### THE PROBLEM
Exactly as written, output each record given below.

[EXTRACTED RECORDS]

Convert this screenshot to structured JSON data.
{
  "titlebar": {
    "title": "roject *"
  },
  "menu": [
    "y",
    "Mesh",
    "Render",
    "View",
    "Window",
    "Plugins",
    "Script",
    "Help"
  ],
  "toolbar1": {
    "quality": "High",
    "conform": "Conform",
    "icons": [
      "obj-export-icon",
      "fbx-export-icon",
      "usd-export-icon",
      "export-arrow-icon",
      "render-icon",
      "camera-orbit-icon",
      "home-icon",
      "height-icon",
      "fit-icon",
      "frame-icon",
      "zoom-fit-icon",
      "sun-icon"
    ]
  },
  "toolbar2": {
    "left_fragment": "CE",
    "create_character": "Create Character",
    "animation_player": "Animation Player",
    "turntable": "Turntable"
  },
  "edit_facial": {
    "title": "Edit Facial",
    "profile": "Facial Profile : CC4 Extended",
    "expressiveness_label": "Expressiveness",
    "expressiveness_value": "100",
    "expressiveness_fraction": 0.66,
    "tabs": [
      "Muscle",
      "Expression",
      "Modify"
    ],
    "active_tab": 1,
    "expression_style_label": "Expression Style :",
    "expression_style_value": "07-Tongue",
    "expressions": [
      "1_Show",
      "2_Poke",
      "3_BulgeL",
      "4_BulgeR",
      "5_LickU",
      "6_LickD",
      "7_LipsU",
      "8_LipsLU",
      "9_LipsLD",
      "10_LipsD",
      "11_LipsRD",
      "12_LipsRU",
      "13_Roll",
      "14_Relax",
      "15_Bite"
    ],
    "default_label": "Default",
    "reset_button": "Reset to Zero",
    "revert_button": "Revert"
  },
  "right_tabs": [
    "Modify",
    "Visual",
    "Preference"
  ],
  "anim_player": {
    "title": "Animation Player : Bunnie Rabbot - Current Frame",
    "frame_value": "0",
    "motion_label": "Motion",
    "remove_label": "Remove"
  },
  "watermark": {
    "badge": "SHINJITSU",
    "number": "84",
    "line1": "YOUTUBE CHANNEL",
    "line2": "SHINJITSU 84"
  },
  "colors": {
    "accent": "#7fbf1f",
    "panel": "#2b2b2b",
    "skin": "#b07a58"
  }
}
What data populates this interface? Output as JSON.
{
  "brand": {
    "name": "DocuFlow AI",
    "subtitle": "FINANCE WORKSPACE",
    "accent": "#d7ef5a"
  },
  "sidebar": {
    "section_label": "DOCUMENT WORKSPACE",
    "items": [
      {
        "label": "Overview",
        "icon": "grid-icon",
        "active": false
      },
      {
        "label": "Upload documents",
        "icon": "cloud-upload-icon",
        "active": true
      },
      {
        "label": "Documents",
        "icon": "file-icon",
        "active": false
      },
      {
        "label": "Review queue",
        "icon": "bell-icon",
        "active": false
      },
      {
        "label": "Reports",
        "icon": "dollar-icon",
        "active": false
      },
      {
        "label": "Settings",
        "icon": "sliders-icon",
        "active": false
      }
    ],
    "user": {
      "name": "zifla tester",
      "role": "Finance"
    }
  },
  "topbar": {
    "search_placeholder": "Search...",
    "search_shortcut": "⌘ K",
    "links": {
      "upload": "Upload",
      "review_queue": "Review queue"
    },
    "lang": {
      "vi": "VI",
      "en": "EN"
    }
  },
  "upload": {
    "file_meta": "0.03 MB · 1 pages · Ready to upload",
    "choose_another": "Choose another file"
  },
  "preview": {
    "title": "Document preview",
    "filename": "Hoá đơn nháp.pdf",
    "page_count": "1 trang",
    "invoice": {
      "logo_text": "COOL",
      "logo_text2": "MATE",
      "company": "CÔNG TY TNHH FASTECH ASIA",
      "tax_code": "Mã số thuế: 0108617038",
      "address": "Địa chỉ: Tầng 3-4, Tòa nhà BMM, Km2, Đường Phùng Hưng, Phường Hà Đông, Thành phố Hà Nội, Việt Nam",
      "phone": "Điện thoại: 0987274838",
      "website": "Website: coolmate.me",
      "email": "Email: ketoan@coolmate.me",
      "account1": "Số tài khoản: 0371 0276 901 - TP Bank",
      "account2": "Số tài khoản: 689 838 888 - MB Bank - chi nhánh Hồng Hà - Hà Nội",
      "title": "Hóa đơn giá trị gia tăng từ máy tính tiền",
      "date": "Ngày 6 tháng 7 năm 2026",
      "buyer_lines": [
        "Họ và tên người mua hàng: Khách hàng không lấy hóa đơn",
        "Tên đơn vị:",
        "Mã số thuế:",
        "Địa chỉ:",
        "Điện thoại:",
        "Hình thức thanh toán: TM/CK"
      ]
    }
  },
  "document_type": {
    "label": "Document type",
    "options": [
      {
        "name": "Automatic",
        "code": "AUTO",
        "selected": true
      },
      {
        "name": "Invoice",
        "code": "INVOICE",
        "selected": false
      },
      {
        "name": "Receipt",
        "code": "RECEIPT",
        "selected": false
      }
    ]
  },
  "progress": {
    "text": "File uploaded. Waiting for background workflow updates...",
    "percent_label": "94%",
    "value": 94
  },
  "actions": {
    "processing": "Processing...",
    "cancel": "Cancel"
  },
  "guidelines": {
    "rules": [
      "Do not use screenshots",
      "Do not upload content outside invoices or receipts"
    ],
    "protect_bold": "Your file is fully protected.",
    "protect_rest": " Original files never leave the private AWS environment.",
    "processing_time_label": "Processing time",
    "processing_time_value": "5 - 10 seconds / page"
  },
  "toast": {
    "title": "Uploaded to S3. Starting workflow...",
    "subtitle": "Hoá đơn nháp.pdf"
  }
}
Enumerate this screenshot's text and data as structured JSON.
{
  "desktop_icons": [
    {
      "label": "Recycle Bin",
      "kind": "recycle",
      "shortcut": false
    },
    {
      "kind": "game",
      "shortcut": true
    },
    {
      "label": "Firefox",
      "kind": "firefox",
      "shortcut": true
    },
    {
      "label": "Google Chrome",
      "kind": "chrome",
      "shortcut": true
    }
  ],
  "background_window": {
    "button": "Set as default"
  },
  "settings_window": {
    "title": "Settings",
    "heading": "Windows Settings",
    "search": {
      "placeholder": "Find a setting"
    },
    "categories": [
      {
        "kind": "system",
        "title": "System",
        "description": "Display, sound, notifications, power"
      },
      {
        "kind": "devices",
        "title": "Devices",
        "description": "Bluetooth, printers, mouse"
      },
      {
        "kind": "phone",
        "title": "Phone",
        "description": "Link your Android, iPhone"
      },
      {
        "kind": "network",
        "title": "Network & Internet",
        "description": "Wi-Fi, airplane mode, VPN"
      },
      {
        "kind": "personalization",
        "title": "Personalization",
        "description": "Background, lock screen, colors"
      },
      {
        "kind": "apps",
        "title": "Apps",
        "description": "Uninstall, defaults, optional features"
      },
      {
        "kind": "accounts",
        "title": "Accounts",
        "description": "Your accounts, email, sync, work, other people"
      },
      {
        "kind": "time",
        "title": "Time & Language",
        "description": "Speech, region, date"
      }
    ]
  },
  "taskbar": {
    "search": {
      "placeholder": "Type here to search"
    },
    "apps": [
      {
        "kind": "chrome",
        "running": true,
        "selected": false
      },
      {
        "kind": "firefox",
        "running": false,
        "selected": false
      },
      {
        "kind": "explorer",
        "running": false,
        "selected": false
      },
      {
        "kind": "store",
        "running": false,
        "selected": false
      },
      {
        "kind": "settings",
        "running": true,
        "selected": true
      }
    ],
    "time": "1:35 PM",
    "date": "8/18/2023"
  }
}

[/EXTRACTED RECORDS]

### ANSWER SPACE
Convert this screenshot to structured JSON data.
{
  "titlebar": {
    "title": "roject *"
  },
  "menu": [
    "y",
    "Mesh",
    "Render",
    "View",
    "Window",
    "Plugins",
    "Script",
    "Help"
  ],
  "toolbar1": {
    "quality": "High",
    "conform": "Conform",
    "icons": [
      "obj-export-icon",
      "fbx-export-icon",
      "usd-export-icon",
      "export-arrow-icon",
      "render-icon",
      "camera-orbit-icon",
      "home-icon",
      "height-icon",
      "fit-icon",
      "frame-icon",
      "zoom-fit-icon",
      "sun-icon"
    ]
  },
  "toolbar2": {
    "left_fragment": "CE",
    "create_character": "Create Character",
    "animation_player": "Animation Player",
    "turntable": "Turntable"
  },
  "edit_facial": {
    "title": "Edit Facial",
    "profile": "Facial Profile : CC4 Extended",
    "expressiveness_label": "Expressiveness",
    "expressiveness_value": "100",
    "expressiveness_fraction": 0.66,
    "tabs": [
      "Muscle",
      "Expression",
      "Modify"
    ],
    "active_tab": 1,
    "expression_style_label": "Expression Style :",
    "expression_style_value": "07-Tongue",
    "expressions": [
      "1_Show",
      "2_Poke",
      "3_BulgeL",
      "4_BulgeR",
      "5_LickU",
      "6_LickD",
      "7_LipsU",
      "8_LipsLU",
      "9_LipsLD",
      "10_LipsD",
      "11_LipsRD",
      "12_LipsRU",
      "13_Roll",
      "14_Relax",
      "15_Bite"
    ],
    "default_label": "Default",
    "reset_button": "Reset to Zero",
    "revert_button": "Revert"
  },
  "right_tabs": [
    "Modify",
    "Visual",
    "Preference"
  ],
  "anim_player": {
    "title": "Animation Player : Bunnie Rabbot - Current Frame",
    "frame_value": "0",
    "motion_label": "Motion",
    "remove_label": "Remove"
  },
  "watermark": {
    "badge": "SHINJITSU",
    "number": "84",
    "line1": "YOUTUBE CHANNEL",
    "line2": "SHINJITSU 84"
  },
  "colors": {
    "accent": "#7fbf1f",
    "panel": "#2b2b2b",
    "skin": "#b07a58"
  }
}
What data populates this interface? Output as JSON.
{
  "brand": {
    "name": "DocuFlow AI",
    "subtitle": "FINANCE WORKSPACE",
    "accent": "#d7ef5a"
  },
  "sidebar": {
    "section_label": "DOCUMENT WORKSPACE",
    "items": [
      {
        "label": "Overview",
        "icon": "grid-icon",
        "active": false
      },
      {
        "label": "Upload documents",
        "icon": "cloud-upload-icon",
        "active": true
      },
      {
        "label": "Documents",
        "icon": "file-icon",
        "active": false
      },
      {
        "label": "Review queue",
        "icon": "bell-icon",
        "active": false
      },
      {
        "label": "Reports",
        "icon": "dollar-icon",
        "active": false
      },
      {
        "label": "Settings",
        "icon": "sliders-icon",
        "active": false
      }
    ],
    "user": {
      "name": "zifla tester",
      "role": "Finance"
    }
  },
  "topbar": {
    "search_placeholder": "Search...",
    "search_shortcut": "⌘ K",
    "links": {
      "upload": "Upload",
      "review_queue": "Review queue"
    },
    "lang": {
      "vi": "VI",
      "en": "EN"
    }
  },
  "upload": {
    "file_meta": "0.03 MB · 1 pages · Ready to upload",
    "choose_another": "Choose another file"
  },
  "preview": {
    "title": "Document preview",
    "filename": "Hoá đơn nháp.pdf",
    "page_count": "1 trang",
    "invoice": {
      "logo_text": "COOL",
      "logo_text2": "MATE",
      "company": "CÔNG TY TNHH FASTECH ASIA",
      "tax_code": "Mã số thuế: 0108617038",
      "address": "Địa chỉ: Tầng 3-4, Tòa nhà BMM, Km2, Đường Phùng Hưng, Phường Hà Đông, Thành phố Hà Nội, Việt Nam",
      "phone": "Điện thoại: 0987274838",
      "website": "Website: coolmate.me",
      "email": "Email: ketoan@coolmate.me",
      "account1": "Số tài khoản: 0371 0276 901 - TP Bank",
      "account2": "Số tài khoản: 689 838 888 - MB Bank - chi nhánh Hồng Hà - Hà Nội",
      "title": "Hóa đơn giá trị gia tăng từ máy tính tiền",
      "date": "Ngày 6 tháng 7 năm 2026",
      "buyer_lines": [
        "Họ và tên người mua hàng: Khách hàng không lấy hóa đơn",
        "Tên đơn vị:",
        "Mã số thuế:",
        "Địa chỉ:",
        "Điện thoại:",
        "Hình thức thanh toán: TM/CK"
      ]
    }
  },
  "document_type": {
    "label": "Document type",
    "options": [
      {
        "name": "Automatic",
        "code": "AUTO",
        "selected": true
      },
      {
        "name": "Invoice",
        "code": "INVOICE",
        "selected": false
      },
      {
        "name": "Receipt",
        "code": "RECEIPT",
        "selected": false
      }
    ]
  },
  "progress": {
    "text": "File uploaded. Waiting for background workflow updates...",
    "percent_label": "94%",
    "value": 94
  },
  "actions": {
    "processing": "Processing...",
    "cancel": "Cancel"
  },
  "guidelines": {
    "rules": [
      "Do not use screenshots",
      "Do not upload content outside invoices or receipts"
    ],
    "protect_bold": "Your file is fully protected.",
    "protect_rest": " Original files never leave the private AWS environment.",
    "processing_time_label": "Processing time",
    "processing_time_value": "5 - 10 seconds / page"
  },
  "toast": {
    "title": "Uploaded to S3. Starting workflow...",
    "subtitle": "Hoá đơn nháp.pdf"
  }
}
Enumerate this screenshot's text and data as structured JSON.
{
  "desktop_icons": [
    {
      "label": "Recycle Bin",
      "kind": "recycle",
      "shortcut": false
    },
    {
      "kind": "game",
      "shortcut": true
    },
    {
      "label": "Firefox",
      "kind": "firefox",
      "shortcut": true
    },
    {
      "label": "Google Chrome",
      "kind": "chrome",
      "shortcut": true
    }
  ],
  "background_window": {
    "button": "Set as default"
  },
  "settings_window": {
    "title": "Settings",
    "heading": "Windows Settings",
    "search": {
      "placeholder": "Find a setting"
    },
    "categories": [
      {
        "kind": "system",
        "title": "System",
        "description": "Display, sound, notifications, power"
      },
      {
        "kind": "devices",
        "title": "Devices",
        "description": "Bluetooth, printers, mouse"
      },
      {
        "kind": "phone",
        "title": "Phone",
        "description": "Link your Android, iPhone"
      },
      {
        "kind": "network",
        "title": "Network & Internet",
        "description": "Wi-Fi, airplane mode, VPN"
      },
      {
        "kind": "personalization",
        "title": "Personalization",
        "description": "Background, lock screen, colors"
      },
      {
        "kind": "apps",
        "title": "Apps",
        "description": "Uninstall, defaults, optional features"
      },
      {
        "kind": "accounts",
        "title": "Accounts",
        "description": "Your accounts, email, sync, work, other people"
      },
      {
        "kind": "time",
        "title": "Time & Language",
        "description": "Speech, region, date"
      }
    ]
  },
  "taskbar": {
    "search": {
      "placeholder": "Type here to search"
    },
    "apps": [
      {
        "kind": "chrome",
        "running": true,
        "selected": false
      },
      {
        "kind": "firefox",
        "running": false,
        "selected": false
      },
      {
        "kind": "explorer",
        "running": false,
        "selected": false
      },
      {
        "kind": "store",
        "running": false,
        "selected": false
      },
      {
        "kind": "settings",
        "running": true,
        "selected": true
      }
    ],
    "time": "1:35 PM",
    "date": "8/18/2023"
  }
}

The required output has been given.